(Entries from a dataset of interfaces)
━━━

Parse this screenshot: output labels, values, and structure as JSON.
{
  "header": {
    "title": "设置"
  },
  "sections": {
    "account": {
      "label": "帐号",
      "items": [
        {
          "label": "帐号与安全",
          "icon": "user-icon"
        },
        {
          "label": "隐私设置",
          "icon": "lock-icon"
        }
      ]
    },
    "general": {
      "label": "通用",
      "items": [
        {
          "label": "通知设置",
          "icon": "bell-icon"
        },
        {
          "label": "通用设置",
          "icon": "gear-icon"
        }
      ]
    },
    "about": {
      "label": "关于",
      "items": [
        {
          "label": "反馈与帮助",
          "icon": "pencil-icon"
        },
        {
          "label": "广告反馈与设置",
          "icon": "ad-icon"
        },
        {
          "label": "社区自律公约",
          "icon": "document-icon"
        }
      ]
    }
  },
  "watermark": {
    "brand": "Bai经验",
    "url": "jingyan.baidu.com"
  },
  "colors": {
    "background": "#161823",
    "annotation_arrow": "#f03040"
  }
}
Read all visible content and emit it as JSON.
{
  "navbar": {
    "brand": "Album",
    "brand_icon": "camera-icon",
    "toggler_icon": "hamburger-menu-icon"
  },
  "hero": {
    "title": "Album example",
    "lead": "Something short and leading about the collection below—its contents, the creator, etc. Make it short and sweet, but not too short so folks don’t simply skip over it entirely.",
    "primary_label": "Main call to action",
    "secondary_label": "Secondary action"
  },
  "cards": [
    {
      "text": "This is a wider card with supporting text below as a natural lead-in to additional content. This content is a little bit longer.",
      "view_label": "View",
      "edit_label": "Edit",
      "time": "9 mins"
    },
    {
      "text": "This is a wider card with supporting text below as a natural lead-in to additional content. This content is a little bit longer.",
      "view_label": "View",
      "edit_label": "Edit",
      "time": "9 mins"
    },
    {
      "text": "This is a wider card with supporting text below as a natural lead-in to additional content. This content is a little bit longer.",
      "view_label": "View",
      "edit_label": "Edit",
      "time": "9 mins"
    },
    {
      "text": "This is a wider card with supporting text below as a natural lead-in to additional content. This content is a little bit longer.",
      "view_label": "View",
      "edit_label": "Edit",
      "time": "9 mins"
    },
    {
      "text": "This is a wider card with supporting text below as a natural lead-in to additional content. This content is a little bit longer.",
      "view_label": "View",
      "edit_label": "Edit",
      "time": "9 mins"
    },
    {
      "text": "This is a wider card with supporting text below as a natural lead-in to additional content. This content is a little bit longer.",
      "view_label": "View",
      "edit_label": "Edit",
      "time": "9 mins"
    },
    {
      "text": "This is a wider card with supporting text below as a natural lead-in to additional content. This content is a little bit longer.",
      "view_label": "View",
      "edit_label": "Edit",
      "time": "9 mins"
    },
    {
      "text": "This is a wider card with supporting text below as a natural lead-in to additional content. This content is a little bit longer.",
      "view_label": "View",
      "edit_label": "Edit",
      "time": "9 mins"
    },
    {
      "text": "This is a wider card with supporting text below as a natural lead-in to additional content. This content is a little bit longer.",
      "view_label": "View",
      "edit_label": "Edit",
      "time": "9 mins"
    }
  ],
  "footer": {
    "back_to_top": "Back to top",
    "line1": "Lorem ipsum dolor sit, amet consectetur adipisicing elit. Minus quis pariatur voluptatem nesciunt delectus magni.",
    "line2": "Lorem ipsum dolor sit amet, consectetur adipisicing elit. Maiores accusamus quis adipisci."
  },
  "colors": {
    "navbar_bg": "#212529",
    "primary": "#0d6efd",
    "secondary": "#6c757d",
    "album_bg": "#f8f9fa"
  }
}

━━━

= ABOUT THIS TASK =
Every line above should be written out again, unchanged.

= WRITTEN SOLUTION =
Parse this screenshot: output labels, values, and structure as JSON.
{
  "header": {
    "title": "设置"
  },
  "sections": {
    "account": {
      "label": "帐号",
      "items": [
        {
          "label": "帐号与安全",
          "icon": "user-icon"
        },
        {
          "label": "隐私设置",
          "icon": "lock-icon"
        }
      ]
    },
    "general": {
      "label": "通用",
      "items": [
        {
          "label": "通知设置",
          "icon": "bell-icon"
        },
        {
          "label": "通用设置",
          "icon": "gear-icon"
        }
      ]
    },
    "about": {
      "label": "关于",
      "items": [
        {
          "label": "反馈与帮助",
          "icon": "pencil-icon"
        },
        {
          "label": "广告反馈与设置",
          "icon": "ad-icon"
        },
        {
          "label": "社区自律公约",
          "icon": "document-icon"
        }
      ]
    }
  },
  "watermark": {
    "brand": "Bai经验",
    "url": "jingyan.baidu.com"
  },
  "colors": {
    "background": "#161823",
    "annotation_arrow": "#f03040"
  }
}
Read all visible content and emit it as JSON.
{
  "navbar": {
    "brand": "Album",
    "brand_icon": "camera-icon",
    "toggler_icon": "hamburger-menu-icon"
  },
  "hero": {
    "title": "Album example",
    "lead": "Something short and leading about the collection below—its contents, the creator, etc. Make it short and sweet, but not too short so folks don’t simply skip over it entirely.",
    "primary_label": "Main call to action",
    "secondary_label": "Secondary action"
  },
  "cards": [
    {
      "text": "This is a wider card with supporting text below as a natural lead-in to additional content. This content is a little bit longer.",
      "view_label": "View",
      "edit_label": "Edit",
      "time": "9 mins"
    },
    {
      "text": "This is a wider card with supporting text below as a natural lead-in to additional content. This content is a little bit longer.",
      "view_label": "View",
      "edit_label": "Edit",
      "time": "9 mins"
    },
    {
      "text": "This is a wider card with supporting text below as a natural lead-in to additional content. This content is a little bit longer.",
      "view_label": "View",
      "edit_label": "Edit",
      "time": "9 mins"
    },
    {
      "text": "This is a wider card with supporting text below as a natural lead-in to additional content. This content is a little bit longer.",
      "view_label": "View",
      "edit_label": "Edit",
      "time": "9 mins"
    },
    {
      "text": "This is a wider card with supporting text below as a natural lead-in to additional content. This content is a little bit longer.",
      "view_label": "View",
      "edit_label": "Edit",
      "time": "9 mins"
    },
    {
      "text": "This is a wider card with supporting text below as a natural lead-in to additional content. This content is a little bit longer.",
      "view_label": "View",
      "edit_label": "Edit",
      "time": "9 mins"
    },
    {
      "text": "This is a wider card with supporting text below as a natural lead-in to additional content. This content is a little bit longer.",
      "view_label": "View",
      "edit_label": "Edit",
      "time": "9 mins"
    },
    {
      "text": "This is a wider card with supporting text below as a natural lead-in to additional content. This content is a little bit longer.",
      "view_label": "View",
      "edit_label": "Edit",
      "time": "9 mins"
    },
    {
      "text": "This is a wider card with supporting text below as a natural lead-in to additional content. This content is a little bit longer.",
      "view_label": "View",
      "edit_label": "Edit",
      "time": "9 mins"
    }
  ],
  "footer": {
    "back_to_top": "Back to top",
    "line1": "Lorem ipsum dolor sit, amet consectetur adipisicing elit. Minus quis pariatur voluptatem nesciunt delectus magni.",
    "line2": "Lorem ipsum dolor sit amet, consectetur adipisicing elit. Maiores accusamus quis adipisci."
  },
  "colors": {
    "navbar_bg": "#212529",
    "primary": "#0d6efd",
    "secondary": "#6c757d",
    "album_bg": "#f8f9fa"
  }
}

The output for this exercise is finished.